This article continues my series on Dan Harmon’s view of story structure. Here’s a link to the first article: Dan Harmon On Story Structure.
Part 5: FIND - Meeting With The Goddess
The job, the function, of the Road of Trials (Part 4) is to prepare the protagonist for his—or her—meeting with the Goddess. Though, she may not be quite what you thought you she was.
At the midpoint our hero is, metaphorically, in the depths of their psyche, in the dark, deep, depths of the unconscious so things are about to get wacky. Harmon writes, “Anything goes down here. This is a time for major revelations, and total vulnerability. If you're writing a plot-twisty thriller, twist here and twist hard.” (Story Structure 104)
As we’ve seen, the cave of the goddess is a strange, weird place where anything can happen. At this point the character, the protagonist, is blessed (or cursed) with a major revelation, an epiphany. As a result they have a deeper understanding of life the world and everything, including what they’ve been doing wrong.
The Role of Choice
It’s important the hero makes a choice, so it’s important there are choices to make. For instance, Does the protagonist save her ally’s life even though it could cost them the object they were seeking? Does the protagonist do the selfless thing even though doing so would almost surely cause the quest to fail? Does the protagonist admit to herself that she’s in love even though that admission could cost her everything she holds dear? And so on.
Whatever the choice is, it’s important the protagonist has time for reflection. This is a big choice and an important plot point. Even though it’s tempting to move on, give this moment the page space it deserves.
Exactly what do we mean by “The Goddess”? Dan Harmon writes:
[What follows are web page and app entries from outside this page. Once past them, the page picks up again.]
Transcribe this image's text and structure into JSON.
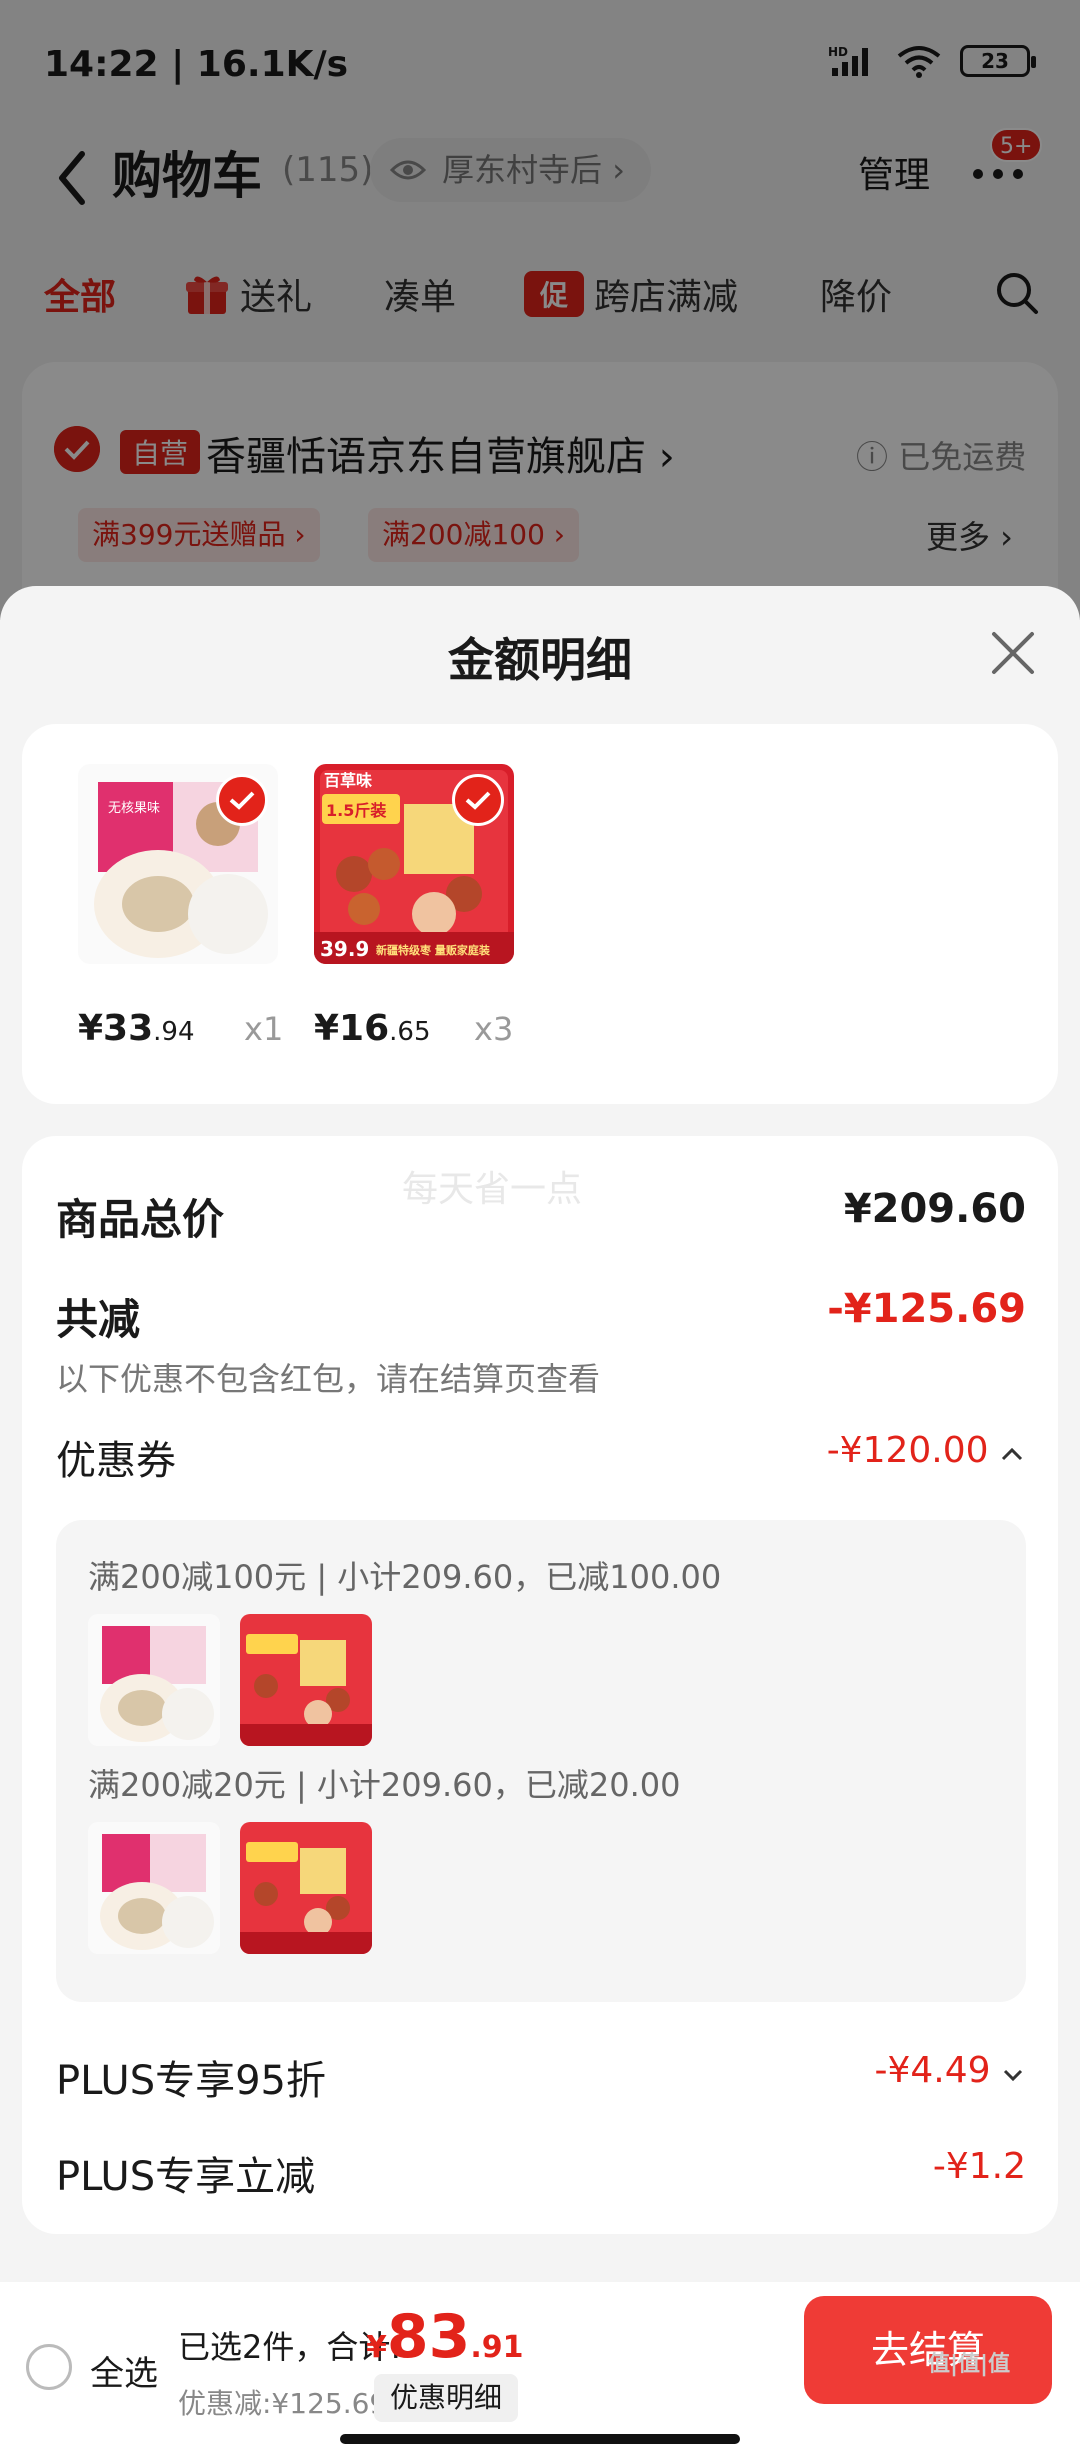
{
  "status_bar": {
    "time": "14:22 | 16.1K/s",
    "battery": "23",
    "signal": "HD"
  },
  "nav": {
    "back_icon": "chevron-left-icon",
    "title": "购物车",
    "count": "(115)",
    "location": "厚东村寺后",
    "manage": "管理",
    "badge": "5+"
  },
  "tabs": [
    {
      "label": "全部",
      "active": true
    },
    {
      "label": "送礼",
      "icon": "gift-icon"
    },
    {
      "label": "凑单"
    },
    {
      "label": "跨店满减",
      "tag": "促"
    },
    {
      "label": "降价"
    }
  ],
  "store": {
    "self_tag": "自营",
    "name": "香疆恬语京东自营旗舰店 ›",
    "shipping": "已免运费",
    "promos": [
      "满399元送赠品 ›",
      "满200减100 ›"
    ],
    "more": "更多 ›"
  },
  "sheet": {
    "title": "金额明细",
    "products": [
      {
        "price_main": "¥33",
        "price_cents": ".94",
        "qty": "x1"
      },
      {
        "price_main": "¥16",
        "price_cents": ".65",
        "qty": "x3"
      }
    ],
    "product_image_text": {
      "brand": "百草味",
      "weight": "1.5斤装",
      "price": "39.9",
      "slogan": "新疆特级枣 量贩家庭装",
      "box_text": "无核果味"
    },
    "watermark": "每天省一点",
    "total_label": "商品总价",
    "total_value": "¥209.60",
    "reduce_label": "共减",
    "reduce_value": "-¥125.69",
    "reduce_note": "以下优惠不包含红包，请在结算页查看",
    "coupon_label": "优惠券",
    "coupon_value": "-¥120.00",
    "coupon_rules": [
      "满200减100元 | 小计209.60，已减100.00",
      "满200减20元 | 小计209.60，已减20.00"
    ],
    "plus_discount_label": "PLUS专享95折",
    "plus_discount_value": "-¥4.49",
    "plus_reduce_label": "PLUS专享立减",
    "plus_reduce_value": "-¥1.2"
  },
  "bottom": {
    "select_all": "全选",
    "selected_text": "已选2件，合计:",
    "currency": "¥",
    "total_int": "83",
    "total_dec": ".91",
    "discount": "优惠减:¥125.69",
    "detail_button": "优惠明细",
    "checkout": "去结算",
    "site_mark": "值|值|值"
  },
  "colors": {
    "brand_red": "#e2231a",
    "checkout_red": "#ef3b36"
  }
}
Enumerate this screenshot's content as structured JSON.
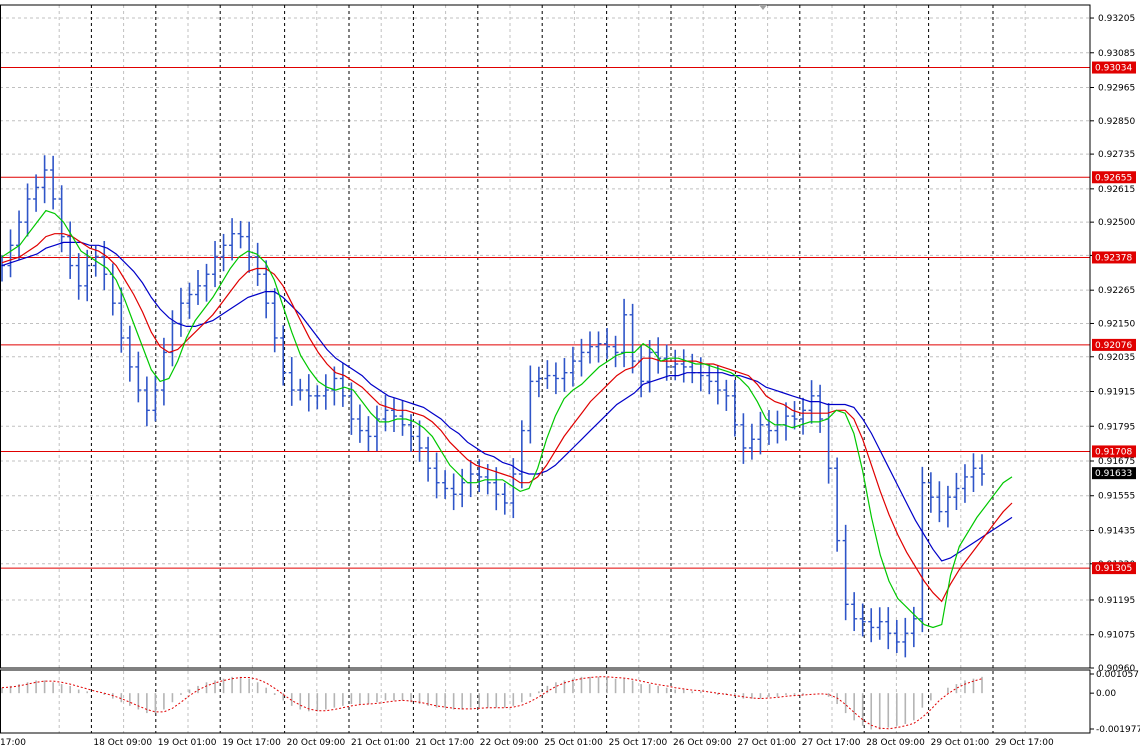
{
  "colors": {
    "background": "#ffffff",
    "grid": "#c0c0c0",
    "session_line": "#000000",
    "bar": "#2f55c8",
    "ma_fast": "#00c800",
    "ma_mid": "#e00000",
    "ma_slow": "#0000c8",
    "level_line": "#e00000",
    "level_tag_bg": "#e00000",
    "current_tag_bg": "#000000",
    "osc_bar": "#b4b4b4",
    "osc_line": "#e00000"
  },
  "chart_data": {
    "type": "line",
    "price_axis": {
      "range": [
        0.9096,
        0.9325
      ],
      "ticks": [
        "0.93205",
        "0.93085",
        "0.92965",
        "0.92850",
        "0.92735",
        "0.92615",
        "0.92500",
        "0.92385",
        "0.92265",
        "0.92150",
        "0.92035",
        "0.91915",
        "0.91795",
        "0.91675",
        "0.91555",
        "0.91435",
        "0.91320",
        "0.91195",
        "0.91075",
        "0.90960"
      ]
    },
    "levels": [
      {
        "label": "0.93034",
        "value": 0.93034
      },
      {
        "label": "0.92655",
        "value": 0.92655
      },
      {
        "label": "0.92378",
        "value": 0.92378
      },
      {
        "label": "0.92076",
        "value": 0.92076
      },
      {
        "label": "0.91708",
        "value": 0.91708
      },
      {
        "label": "0.91305",
        "value": 0.91305
      }
    ],
    "current_price": {
      "label": "0.91633",
      "value": 0.91633
    },
    "time_axis": {
      "labels": [
        "17:00",
        "18 Oct 09:00",
        "19 Oct 01:00",
        "19 Oct 17:00",
        "20 Oct 09:00",
        "21 Oct 01:00",
        "21 Oct 17:00",
        "22 Oct 09:00",
        "25 Oct 01:00",
        "25 Oct 17:00",
        "26 Oct 09:00",
        "27 Oct 01:00",
        "27 Oct 17:00",
        "28 Oct 09:00",
        "29 Oct 01:00",
        "29 Oct 17:00"
      ]
    },
    "close_series": [
      0.9235,
      0.9242,
      0.925,
      0.9258,
      0.9262,
      0.9268,
      0.9258,
      0.9245,
      0.9235,
      0.9228,
      0.9235,
      0.9238,
      0.9232,
      0.9222,
      0.921,
      0.92,
      0.9192,
      0.9185,
      0.9192,
      0.9205,
      0.9215,
      0.9222,
      0.9225,
      0.9228,
      0.9232,
      0.9238,
      0.9242,
      0.9246,
      0.9245,
      0.9238,
      0.9232,
      0.9222,
      0.921,
      0.9198,
      0.9192,
      0.9192,
      0.919,
      0.919,
      0.9192,
      0.9196,
      0.919,
      0.9182,
      0.9178,
      0.9176,
      0.9182,
      0.9185,
      0.9183,
      0.918,
      0.9176,
      0.9172,
      0.9165,
      0.916,
      0.9158,
      0.9156,
      0.916,
      0.9163,
      0.9162,
      0.916,
      0.9156,
      0.9153,
      0.9163,
      0.9178,
      0.9195,
      0.9196,
      0.9197,
      0.9196,
      0.9198,
      0.9202,
      0.9205,
      0.9207,
      0.9208,
      0.9207,
      0.9205,
      0.9218,
      0.9202,
      0.9195,
      0.9205,
      0.9203,
      0.92,
      0.9201,
      0.92,
      0.9198,
      0.9197,
      0.9195,
      0.9192,
      0.919,
      0.918,
      0.9172,
      0.9175,
      0.918,
      0.9178,
      0.918,
      0.9183,
      0.9182,
      0.9185,
      0.919,
      0.9182,
      0.9165,
      0.914,
      0.9118,
      0.9113,
      0.9112,
      0.911,
      0.9112,
      0.9108,
      0.9105,
      0.9108,
      0.9113,
      0.916,
      0.9155,
      0.915,
      0.9155,
      0.9158,
      0.9162,
      0.9165,
      0.9163
    ],
    "ma_fast_series": [
      0.9238,
      0.924,
      0.9242,
      0.9246,
      0.925,
      0.9254,
      0.9253,
      0.925,
      0.9245,
      0.924,
      0.9238,
      0.9236,
      0.9234,
      0.923,
      0.9223,
      0.9215,
      0.9207,
      0.9199,
      0.9195,
      0.9196,
      0.9202,
      0.921,
      0.9216,
      0.922,
      0.9224,
      0.9229,
      0.9234,
      0.9238,
      0.924,
      0.9239,
      0.9236,
      0.923,
      0.9221,
      0.9212,
      0.9204,
      0.9199,
      0.9195,
      0.9193,
      0.9192,
      0.9193,
      0.9192,
      0.9188,
      0.9184,
      0.9181,
      0.9181,
      0.9182,
      0.9182,
      0.9181,
      0.9179,
      0.9176,
      0.9171,
      0.9166,
      0.9163,
      0.916,
      0.916,
      0.9161,
      0.9161,
      0.9161,
      0.9159,
      0.9157,
      0.9158,
      0.9165,
      0.9175,
      0.9183,
      0.9189,
      0.9192,
      0.9194,
      0.9197,
      0.92,
      0.9202,
      0.9204,
      0.9205,
      0.9205,
      0.9208,
      0.9206,
      0.9202,
      0.9203,
      0.9203,
      0.9202,
      0.9201,
      0.9201,
      0.92,
      0.9199,
      0.9198,
      0.9196,
      0.9193,
      0.9188,
      0.9182,
      0.918,
      0.918,
      0.9179,
      0.918,
      0.9181,
      0.9181,
      0.9182,
      0.9185,
      0.9184,
      0.9177,
      0.9164,
      0.9148,
      0.9135,
      0.9126,
      0.912,
      0.9117,
      0.9114,
      0.9111,
      0.911,
      0.9111,
      0.9128,
      0.9138,
      0.9143,
      0.9148,
      0.9152,
      0.9156,
      0.916,
      0.9162
    ],
    "ma_mid_series": [
      0.9236,
      0.9237,
      0.9238,
      0.924,
      0.9242,
      0.9245,
      0.9246,
      0.9246,
      0.9245,
      0.9243,
      0.9241,
      0.924,
      0.9238,
      0.9235,
      0.923,
      0.9225,
      0.9219,
      0.9212,
      0.9207,
      0.9205,
      0.9206,
      0.9209,
      0.9212,
      0.9215,
      0.9218,
      0.9222,
      0.9226,
      0.923,
      0.9233,
      0.9234,
      0.9234,
      0.9232,
      0.9228,
      0.9222,
      0.9216,
      0.921,
      0.9205,
      0.9201,
      0.9198,
      0.9197,
      0.9195,
      0.9193,
      0.919,
      0.9187,
      0.9186,
      0.9185,
      0.9185,
      0.9184,
      0.9183,
      0.9181,
      0.9178,
      0.9174,
      0.9171,
      0.9168,
      0.9166,
      0.9165,
      0.9164,
      0.9163,
      0.9162,
      0.916,
      0.916,
      0.9162,
      0.9166,
      0.9171,
      0.9176,
      0.918,
      0.9184,
      0.9188,
      0.9191,
      0.9194,
      0.9197,
      0.9199,
      0.92,
      0.9203,
      0.9203,
      0.9202,
      0.9202,
      0.9202,
      0.9202,
      0.9202,
      0.9201,
      0.9201,
      0.92,
      0.9199,
      0.9198,
      0.9197,
      0.9194,
      0.919,
      0.9188,
      0.9187,
      0.9185,
      0.9184,
      0.9184,
      0.9184,
      0.9184,
      0.9185,
      0.9185,
      0.9182,
      0.9175,
      0.9166,
      0.9157,
      0.9149,
      0.9142,
      0.9136,
      0.9131,
      0.9126,
      0.9122,
      0.9119,
      0.9125,
      0.913,
      0.9134,
      0.9138,
      0.9142,
      0.9146,
      0.915,
      0.9153
    ],
    "ma_slow_series": [
      0.9235,
      0.9236,
      0.9237,
      0.9238,
      0.9239,
      0.9241,
      0.9242,
      0.9243,
      0.9243,
      0.9243,
      0.9242,
      0.9242,
      0.9241,
      0.9239,
      0.9236,
      0.9233,
      0.9229,
      0.9224,
      0.922,
      0.9217,
      0.9215,
      0.9214,
      0.9214,
      0.9215,
      0.9216,
      0.9218,
      0.922,
      0.9222,
      0.9224,
      0.9225,
      0.9226,
      0.9226,
      0.9224,
      0.9221,
      0.9218,
      0.9214,
      0.921,
      0.9206,
      0.9203,
      0.9201,
      0.9199,
      0.9197,
      0.9194,
      0.9192,
      0.919,
      0.9189,
      0.9188,
      0.9187,
      0.9186,
      0.9184,
      0.9182,
      0.9179,
      0.9177,
      0.9174,
      0.9172,
      0.917,
      0.9169,
      0.9167,
      0.9166,
      0.9164,
      0.9163,
      0.9163,
      0.9164,
      0.9166,
      0.9169,
      0.9172,
      0.9175,
      0.9178,
      0.9181,
      0.9184,
      0.9187,
      0.9189,
      0.9191,
      0.9194,
      0.9195,
      0.9196,
      0.9197,
      0.9197,
      0.9198,
      0.9198,
      0.9198,
      0.9198,
      0.9198,
      0.9197,
      0.9197,
      0.9196,
      0.9195,
      0.9193,
      0.9192,
      0.9191,
      0.919,
      0.9189,
      0.9188,
      0.9188,
      0.9187,
      0.9187,
      0.9187,
      0.9186,
      0.9182,
      0.9177,
      0.9171,
      0.9165,
      0.9159,
      0.9153,
      0.9147,
      0.9142,
      0.9137,
      0.9133,
      0.9134,
      0.9136,
      0.9138,
      0.914,
      0.9142,
      0.9144,
      0.9146,
      0.9148
    ],
    "oscillator": {
      "range": [
        -0.001977,
        0.001057
      ],
      "ticks": [
        "0.001057",
        "0.00",
        "-0.001977"
      ],
      "values": [
        0.0003,
        0.0004,
        0.0005,
        0.0006,
        0.0007,
        0.0007,
        0.0006,
        0.0005,
        0.0004,
        0.0002,
        0.0001,
        0.0,
        -0.0001,
        -0.0003,
        -0.0005,
        -0.0007,
        -0.0009,
        -0.0011,
        -0.0011,
        -0.0009,
        -0.0005,
        -0.0001,
        0.0002,
        0.0004,
        0.0006,
        0.0007,
        0.0008,
        0.0009,
        0.0009,
        0.0008,
        0.0006,
        0.0003,
        -0.0001,
        -0.0004,
        -0.0007,
        -0.0009,
        -0.001,
        -0.001,
        -0.0009,
        -0.0008,
        -0.0007,
        -0.0006,
        -0.0006,
        -0.0006,
        -0.0005,
        -0.0004,
        -0.0004,
        -0.0004,
        -0.0005,
        -0.0006,
        -0.0007,
        -0.0008,
        -0.0008,
        -0.0009,
        -0.0009,
        -0.0008,
        -0.0008,
        -0.0008,
        -0.0008,
        -0.0008,
        -0.0007,
        -0.0005,
        -0.0002,
        0.0001,
        0.0004,
        0.0006,
        0.0007,
        0.0008,
        0.0009,
        0.0009,
        0.0009,
        0.0009,
        0.0008,
        0.0008,
        0.0007,
        0.0005,
        0.0005,
        0.0004,
        0.0003,
        0.0002,
        0.0002,
        0.0001,
        0.0001,
        0.0,
        -0.0001,
        -0.0001,
        -0.0002,
        -0.0003,
        -0.0003,
        -0.0003,
        -0.0002,
        -0.0002,
        -0.0001,
        -0.0001,
        -0.0001,
        0.0,
        0.0,
        -0.0002,
        -0.0006,
        -0.0011,
        -0.0015,
        -0.0018,
        -0.002,
        -0.002,
        -0.0019,
        -0.0018,
        -0.0017,
        -0.0015,
        -0.0008,
        -0.0004,
        0.0,
        0.0003,
        0.0005,
        0.0007,
        0.0008,
        0.0009
      ]
    }
  }
}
“[...] the goddess doesn't have to be a femme fatale or an angelic damsel. In an all-male or all-female play that takes place around a poker table, the "goddess" could be a character's confession that they lost their job. The goddess can be a gesture, an idea, a gun, a diamond, a destination, or just a moment's freedom from that monster that won't stop chasing you.” (Story Structure 104)
The Role of The Goddess
Although The Goddess doesn’t mean only one thing, meeting with her (whatever form she takes in the story) is dangerous and guaranteed to transform the protagonist, changing how they think about themselves and the world around them.
Sometimes this midpoint change benefits a character and makes it easier for them to achieve their goal, sometimes it devastates them, warping them forever (e.g., The Craft).
In any case, this is a moment of inner and outer transformation, for either good or ill. Dan Harmon writes:
“In Die Hard, John McClane, having run over broken glass, is sitting in a bathroom, soaking his bloody feet in the sink. It is at this moment that he finally realizes the true extent of his love for his wife, and what he's been doing wrong in their marriage. He (1) has been too stubborn (2). He uses his walkie talkie, acquired in step (4), to give a message to his wife through his benevolent, happily married, gun-shy counterpart: ‘She's heard me say 'I love you' a thousand times...but she's never heard me say I'm sorry.’”
There’s two things here. First, the action, the pursuit (Part 4), then a pause for reflection, a pause in which the protagonist has a profound revelation, an epiphany, one that changes their understand of both themselves and the world.
At The Midpoint The Hero Switches From Passive To Active
At the Midpoint the hero switches from (mostly) passive to (mostly) active. Also, notice the mirroring going on here. Dan Harmon notes that the protagonist goes from the mama’s boy of Part 1 to a lady’s man (Part 5). He writes:
“You might have noticed that, just as (3), the crossing of the threshold, is the opposite of (7) the return, (5), the meeting with the goddess, is the opposite of (1), the protagonist's zone of comfort. Think of (1) as being the arms of mother, however dysfunctional she might be. (5) is a new form of mother, an unconscious version, and there is often a temptation to stay right here. Like at that elf guy's house in Lord of the Rings.” (Story Structure 104)
Harmon advises us to mark this transition with a definable moment. He writes:
“If this is a story of a poor little girl (1) who dreamt of being rich (2) and got adopted by a millionaire (3), having become accustomed to her new lifestyle, (4), she might now be something of a fancy pants (5). Show it with a definable moment. This might be a good point for her to drive by the orphanage in her limousine.” (Story Structure 104)
That’s it for today! Next time we’ll continue the ascent back to the Ordinary World by looking at Part 6: Taking what one has found and paying the price.